I also want to acknowledge that I self-identify as a woman.  Compared to those who identify as men in our society or those who are seen as men, this is an underprivileged position.  Like all women, I have encountered misogyny, sexism, verbal aggression, emotional abuse, and physical threats to my safety as a result of my gender identity.  At times I have been brushed aside and have had to fight for respect in my role as a woman business owner.  Even in the field of Yoga, which is mostly women-dominated, men tend to be the figureheads and the spokespeople we know and trust, which is a reflection of the larger culture in which we exist.  I am moved to inspire women to find their voices, acknowledge their gifts, live in their hearts, and embody their strengths without giving their power away to those around them who may have more culturally conditioned power or privilege.  Many of you may recall that when I purchased this studio 4 years ago I changed the name in part because I wanted to expand our class offerings, but also in part because Bikram Choudry had been formally accused of rape and sexual assault, with several court cases pending.  As a woman and as a proponent of social justice I could not be in integrity with my personal values and the values of Yoga and also keep Bikram’s name on my studio doors. 

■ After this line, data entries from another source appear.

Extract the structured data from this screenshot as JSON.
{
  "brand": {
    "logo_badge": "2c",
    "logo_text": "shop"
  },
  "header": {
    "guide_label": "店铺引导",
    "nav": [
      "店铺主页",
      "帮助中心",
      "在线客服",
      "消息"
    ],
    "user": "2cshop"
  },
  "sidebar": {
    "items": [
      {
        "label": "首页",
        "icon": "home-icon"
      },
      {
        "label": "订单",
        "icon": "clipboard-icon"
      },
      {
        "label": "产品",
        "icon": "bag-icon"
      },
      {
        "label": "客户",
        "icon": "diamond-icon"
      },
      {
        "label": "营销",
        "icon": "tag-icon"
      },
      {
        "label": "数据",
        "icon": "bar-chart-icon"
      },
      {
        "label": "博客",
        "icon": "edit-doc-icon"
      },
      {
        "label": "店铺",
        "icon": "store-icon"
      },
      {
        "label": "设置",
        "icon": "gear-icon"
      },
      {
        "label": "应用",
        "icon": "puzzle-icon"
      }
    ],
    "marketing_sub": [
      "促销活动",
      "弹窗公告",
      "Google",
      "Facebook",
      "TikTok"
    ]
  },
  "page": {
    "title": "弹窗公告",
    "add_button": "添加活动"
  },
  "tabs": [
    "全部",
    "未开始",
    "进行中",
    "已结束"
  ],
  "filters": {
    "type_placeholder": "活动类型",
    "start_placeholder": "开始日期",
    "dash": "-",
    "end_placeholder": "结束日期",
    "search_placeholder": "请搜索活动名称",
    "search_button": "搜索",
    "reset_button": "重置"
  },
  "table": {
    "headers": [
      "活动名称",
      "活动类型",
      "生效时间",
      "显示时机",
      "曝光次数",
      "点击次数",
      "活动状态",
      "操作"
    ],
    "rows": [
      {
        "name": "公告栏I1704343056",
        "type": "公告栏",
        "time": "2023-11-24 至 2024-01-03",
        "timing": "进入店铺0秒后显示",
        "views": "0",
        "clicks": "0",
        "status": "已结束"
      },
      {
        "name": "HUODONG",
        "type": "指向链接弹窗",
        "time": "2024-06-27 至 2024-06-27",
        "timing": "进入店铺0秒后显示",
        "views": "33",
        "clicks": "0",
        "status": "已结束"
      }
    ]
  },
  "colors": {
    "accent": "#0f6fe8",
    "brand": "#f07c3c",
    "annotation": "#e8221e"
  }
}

Our president elect is someone who has openly taken advantage of his power and privilege as a White person and as a man in ways that are oppressive, demeaning, condemning, minimizing, and dishonest.  This is not unlike the claims that have surfaced in the last several years about Bikram Choudry, except that the power handed to the President elect is far greater than that given to a Yoga guru in the United States.  In the name of social justice and as someone in a position of power in our local community, I am committed to providing a safe and inclusive studio space that upholds the values of Yoga: a space where diversity is promoted and welcomed, a space where sexual orientation, religion, gender identity, racial identity, cultural identity, and life experiences are acknowledged and validated, and a space where inclusivity is not just an aspirational value but a practiced value.  It is our differences that make us each unique beings of light, and together that light is so much more vibrant and complex than any one of us on our own. 

Inclusivity does not mean brushing aside the differences between us or saying that we are all the same.  We are not all the same, and that is profoundly important as it creates the foundation for deep connection, education, and transformation.  Simultaneously, we are all human beings on this planet, and according to Yoga, our higher purpose is to reconnect with our true nature.  That is a deeply spiritual place of love and belonging that resides within each of us – a space we were born into and which has been masked by social and cultural conditioning.  For me, this is also a piece of what it means to be inclusive.  In everyone who walks through the doors of SGY, I see the innate capacity for love and belonging.  All of our teachers share this value and this commitment to you.  This energy pervades the studio and makes us who we are as a community.

I am eternally grateful to each of you for sharing your uniqueness, your voice, your vulnerability, and your light with the SGY community.  SGY continues to grow and in our growth I am committed to encouraging and promoting diversity, educating and uniting our community against injustice, and providing a safe and inclusive space for everyone.  There is much more to be said and done in our political climate right now, and change begins within ourselves and within our communities.  Let us live the values we share and let us help shape the world around us.


With love and gratitude,
Jess